Specials attended a week's induction course when they first started work, followed by a rigorous programme of on-the-job training in many of the company's manufacturing and design departments. The work experience was well structured with the various departments visited in a logical order. An example was a project to make a machine vice; this involved time in the drawing office to produce the engineering drawings, followed by the pattern shop where patterns for the castings were made. Then followed a period in the foundry where the moulds were produced and castings made. The final period was in the machine shop where the castings were machined and the remaining parts of the vice were made and heat-treated before final assembly. How many apprentices receive this type of experience today?

Each year, Sir William Mather invited the Specials to his home at Whirley Hall near Macclesfield for a barbecue at the Trout Pool. This was an evening where directors, managers and Specials could get together and meet. The Trout Pool was a large depression in the ground with high sides at one edge where the more adventurous could use a rope swing to launch themselves into the pool. Other social events included croquet at John Gill's Bowdon home near Altrincham and outdoor pursuit events in North Wales or the Lake District.

The Specials also arranged a series of site visits where they could see Mather and Platt products in use. Favourite venues included various water pumping and treatment works at Windermere and Ullswater in Cumbria, Heinz in Wigan, Shell Chemicals at Carrington, John Summers steelworks (now Corus Colors) at Shotton, British Sidac (now Innovia Films), Strangeways Brewery and Wilson's Brewery etc. Many of these had more than one type of product installed - most had at least pumps and fire protection systems.

Many new employees stayed at the YMCA's Montgomery House next to Alexandra Park in South Manchester. This was a convenient, if rather austere, place to stay whilst finding more permanent accommodation. MoHo, as it was colloquially called, had its own sport centre with squash courts, weight-training room, football and cricket pitches, etc. It also had a bar where hot food was also available. Typical beers of the period were Wilsons Great Northern Bitter and Watneys Red Barrel. The Wilsons Brewery was, coincidentally, only about a ¼ mile from Park Works on the other side of the A62 Oldham Road. Misty autumn mornings held the pungent smell of hops and the brewery was frequently shrouded in steam. Sadly, Wilsons is now closed and demolished, though it managed to celebrate its 150th anniversary in 1984. The site is now a rather unremarkable business park.

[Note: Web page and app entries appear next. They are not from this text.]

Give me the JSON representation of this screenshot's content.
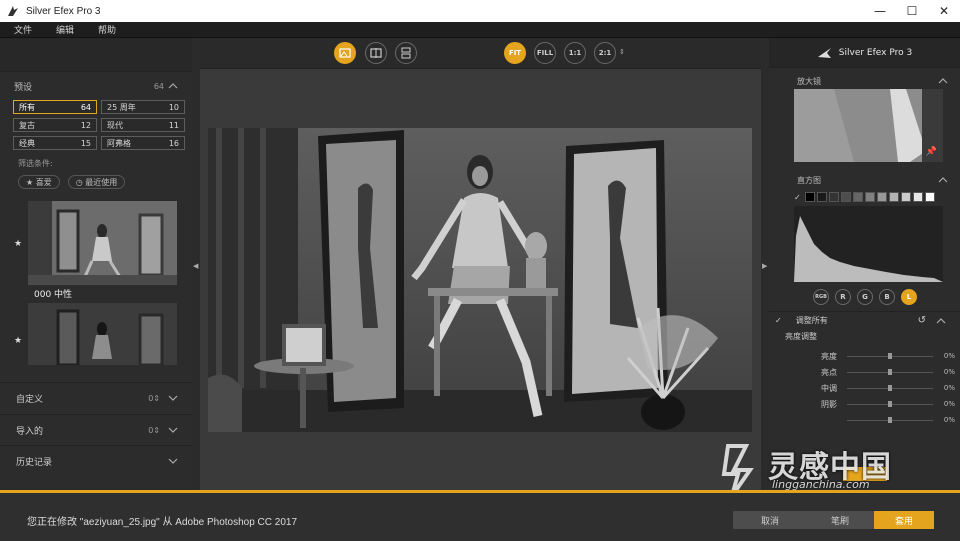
{
  "window": {
    "title": "Silver Efex Pro 3"
  },
  "menu": [
    "文件",
    "编辑",
    "帮助"
  ],
  "presets": {
    "title": "预设",
    "count": "64",
    "items": [
      {
        "label": "所有",
        "count": "64"
      },
      {
        "label": "25 周年",
        "count": "10"
      },
      {
        "label": "复古",
        "count": "12"
      },
      {
        "label": "现代",
        "count": "11"
      },
      {
        "label": "经典",
        "count": "15"
      },
      {
        "label": "阿弗格",
        "count": "16"
      }
    ],
    "filter_label": "筛选条件:",
    "filters": [
      "★ 喜爱",
      "◷ 最近使用"
    ],
    "thumb_label": "000 中性"
  },
  "collapsed_sections": [
    {
      "label": "自定义",
      "count": "0"
    },
    {
      "label": "导入的",
      "count": "0"
    },
    {
      "label": "历史记录",
      "count": ""
    }
  ],
  "toolbar": {
    "zoom_buttons": [
      "FIT",
      "FILL",
      "1:1",
      "2:1"
    ]
  },
  "right_panel": {
    "brand": "Silver Efex Pro 3",
    "loupe_title": "放大镜",
    "histogram_title": "直方图",
    "channels": [
      "RGB",
      "R",
      "G",
      "B",
      "L"
    ],
    "adjust_title": "调整所有",
    "brightness_title": "亮度调整",
    "sliders": [
      {
        "label": "亮度",
        "value": "0%"
      },
      {
        "label": "亮点",
        "value": "0%"
      },
      {
        "label": "中调",
        "value": "0%"
      },
      {
        "label": "阴影",
        "value": "0%"
      },
      {
        "label": "",
        "value": "0%"
      }
    ]
  },
  "status": {
    "message": "您正在修改 \"aeziyuan_25.jpg\" 从 Adobe Photoshop CC 2017",
    "buttons": [
      "取消",
      "笔刷",
      "套用"
    ]
  },
  "watermark": {
    "title": "灵感中国",
    "subtitle": "lingganchina.com"
  }
}
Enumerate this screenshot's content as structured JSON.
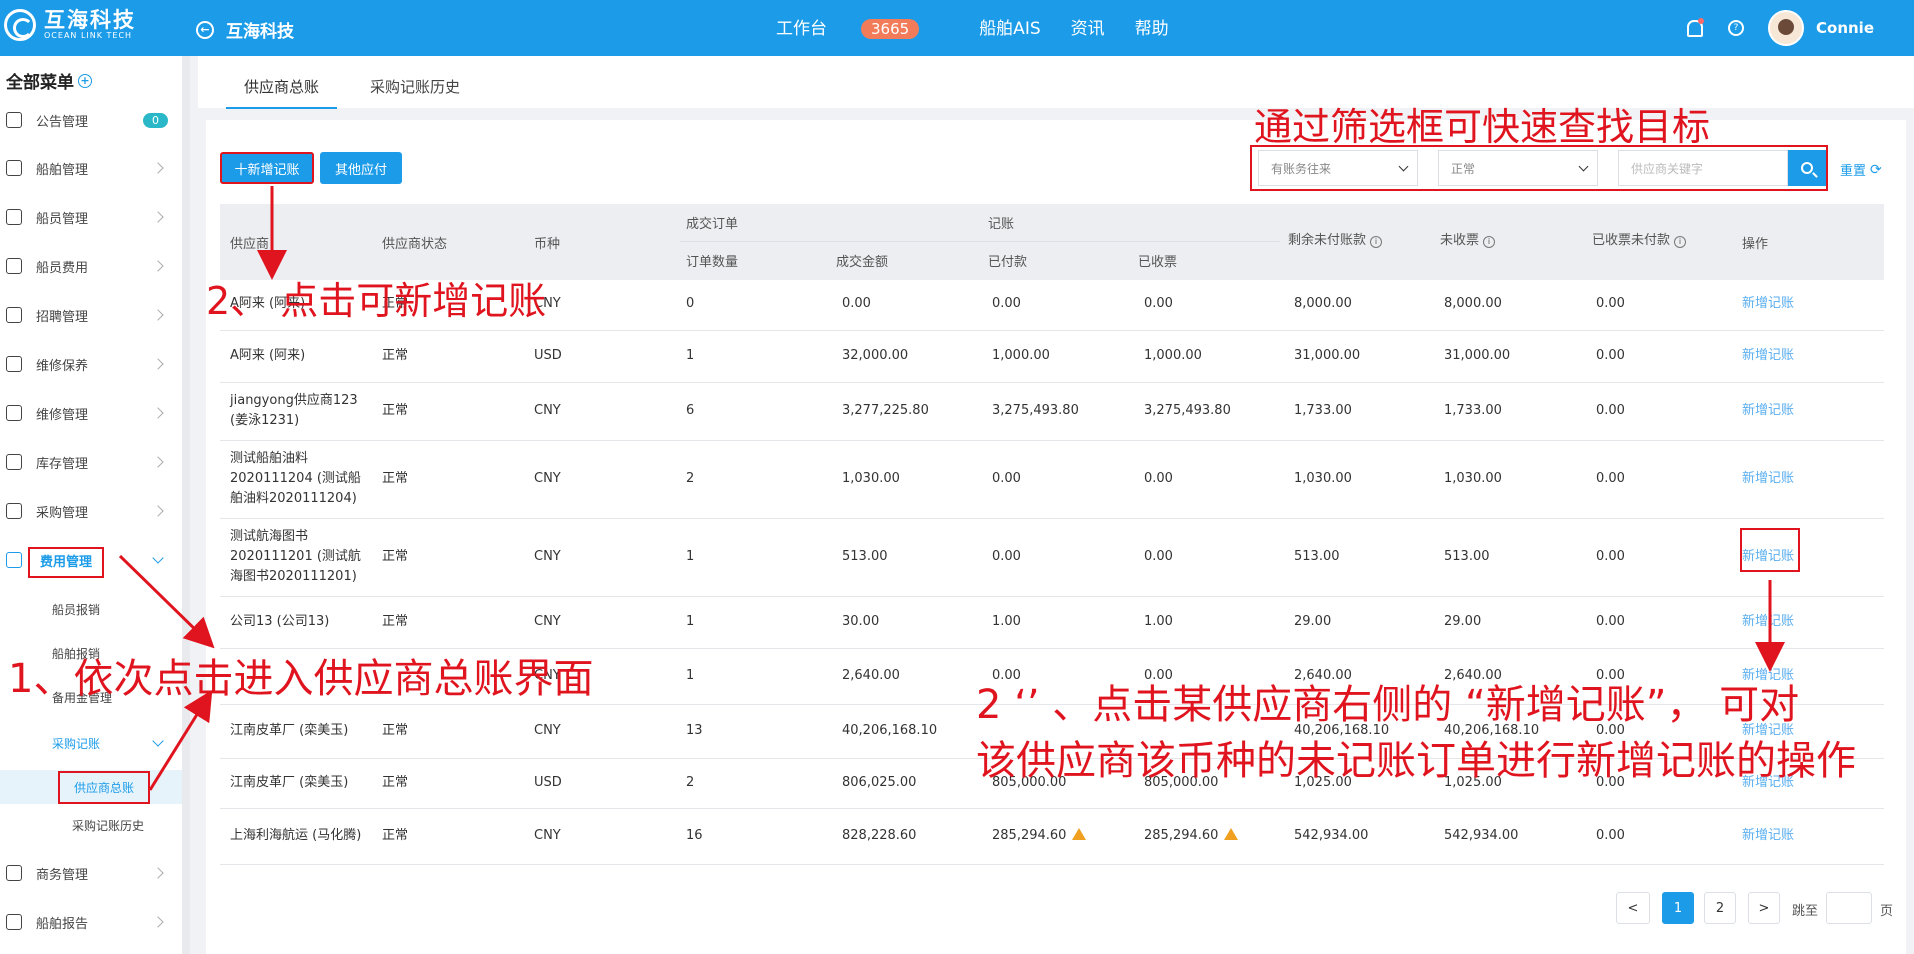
{
  "header": {
    "logo_cn": "互海科技",
    "logo_en": "OCEAN LINK TECH",
    "back_title": "互海科技",
    "nav": {
      "workbench": "工作台",
      "workbench_count": "3665",
      "ais": "船舶AIS",
      "news": "资讯",
      "help": "帮助"
    },
    "username": "Connie"
  },
  "sidebar": {
    "title": "全部菜单",
    "announcement": {
      "label": "公告管理",
      "badge": "0"
    },
    "items": [
      "船舶管理",
      "船员管理",
      "船员费用",
      "招聘管理",
      "维修保养",
      "维修管理",
      "库存管理",
      "采购管理"
    ],
    "expense": {
      "label": "费用管理",
      "subs": [
        "船员报销",
        "船舶报销",
        "备用金管理"
      ],
      "purchase_ledger": "采购记账",
      "supplier_ledger": "供应商总账",
      "purchase_history": "采购记账历史"
    },
    "bottom_items": [
      "商务管理",
      "船舶报告"
    ]
  },
  "tabs": [
    "供应商总账",
    "采购记账历史"
  ],
  "toolbar": {
    "add_ledger": "十新增记账",
    "other_payable": "其他应付",
    "filter1": "有账务往来",
    "filter2": "正常",
    "search_placeholder": "供应商关键字",
    "reset": "重置"
  },
  "table": {
    "headers": {
      "supplier": "供应商",
      "status": "供应商状态",
      "currency": "币种",
      "deal_orders": "成交订单",
      "order_count": "订单数量",
      "deal_amount": "成交金额",
      "bookkeeping": "记账",
      "paid": "已付款",
      "invoiced": "已收票",
      "remaining_unpaid": "剩余未付账款",
      "not_invoiced": "未收票",
      "invoiced_unpaid": "已收票未付款",
      "operation": "操作"
    },
    "rows": [
      {
        "supplier": "A阿来 (阿来)",
        "status": "正常",
        "currency": "CNY",
        "count": "0",
        "amount": "0.00",
        "paid": "0.00",
        "invoiced": "0.00",
        "remaining": "8,000.00",
        "not_invoiced": "8,000.00",
        "inv_unpaid": "0.00",
        "op": "新增记账"
      },
      {
        "supplier": "A阿来 (阿来)",
        "status": "正常",
        "currency": "USD",
        "count": "1",
        "amount": "32,000.00",
        "paid": "1,000.00",
        "invoiced": "1,000.00",
        "remaining": "31,000.00",
        "not_invoiced": "31,000.00",
        "inv_unpaid": "0.00",
        "op": "新增记账"
      },
      {
        "supplier": "jiangyong供应商123 (姜泳1231)",
        "status": "正常",
        "currency": "CNY",
        "count": "6",
        "amount": "3,277,225.80",
        "paid": "3,275,493.80",
        "invoiced": "3,275,493.80",
        "remaining": "1,733.00",
        "not_invoiced": "1,733.00",
        "inv_unpaid": "0.00",
        "op": "新增记账"
      },
      {
        "supplier": "测试船舶油料2020111204 (测试船舶油料2020111204)",
        "status": "正常",
        "currency": "CNY",
        "count": "2",
        "amount": "1,030.00",
        "paid": "0.00",
        "invoiced": "0.00",
        "remaining": "1,030.00",
        "not_invoiced": "1,030.00",
        "inv_unpaid": "0.00",
        "op": "新增记账"
      },
      {
        "supplier": "测试航海图书2020111201 (测试航海图书2020111201)",
        "status": "正常",
        "currency": "CNY",
        "count": "1",
        "amount": "513.00",
        "paid": "0.00",
        "invoiced": "0.00",
        "remaining": "513.00",
        "not_invoiced": "513.00",
        "inv_unpaid": "0.00",
        "op": "新增记账"
      },
      {
        "supplier": "公司13 (公司13)",
        "status": "正常",
        "currency": "CNY",
        "count": "1",
        "amount": "30.00",
        "paid": "1.00",
        "invoiced": "1.00",
        "remaining": "29.00",
        "not_invoiced": "29.00",
        "inv_unpaid": "0.00",
        "op": "新增记账"
      },
      {
        "supplier": "",
        "status": "",
        "currency": "CNY",
        "count": "1",
        "amount": "2,640.00",
        "paid": "0.00",
        "invoiced": "0.00",
        "remaining": "2,640.00",
        "not_invoiced": "2,640.00",
        "inv_unpaid": "0.00",
        "op": "新增记账"
      },
      {
        "supplier": "江南皮革厂 (栾美玉)",
        "status": "正常",
        "currency": "CNY",
        "count": "13",
        "amount": "40,206,168.10",
        "paid": "",
        "invoiced": "",
        "remaining": "40,206,168.10",
        "not_invoiced": "40,206,168.10",
        "inv_unpaid": "0.00",
        "op": "新增记账"
      },
      {
        "supplier": "江南皮革厂 (栾美玉)",
        "status": "正常",
        "currency": "USD",
        "count": "2",
        "amount": "806,025.00",
        "paid": "805,000.00",
        "invoiced": "805,000.00",
        "remaining": "1,025.00",
        "not_invoiced": "1,025.00",
        "inv_unpaid": "0.00",
        "op": "新增记账"
      },
      {
        "supplier": "上海利海航运 (马化腾)",
        "status": "正常",
        "currency": "CNY",
        "count": "16",
        "amount": "828,228.60",
        "paid": "285,294.60",
        "invoiced": "285,294.60",
        "remaining": "542,934.00",
        "not_invoiced": "542,934.00",
        "inv_unpaid": "0.00",
        "op": "新增记账"
      }
    ]
  },
  "pagination": {
    "prev": "<",
    "page1": "1",
    "page2": "2",
    "next": ">",
    "jump": "跳至",
    "page_suffix": "页"
  },
  "annotations": {
    "filter_tip": "通过筛选框可快速查找目标",
    "add_tip": "2、 点击可新增记账",
    "step1": "1、依次点击进入供应商总账界面",
    "step2_line1": "2 ‘’  、点击某供应商右侧的 “新增记账”， 可对",
    "step2_line2": "该供应商该币种的未记账订单进行新增记账的操作"
  },
  "colors": {
    "brand": "#1c9ce8",
    "annotation": "#e0141e",
    "link": "#5aaef0"
  }
}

Did you know?

Did You Know?

Special Apprentices spent time in many of the following departments;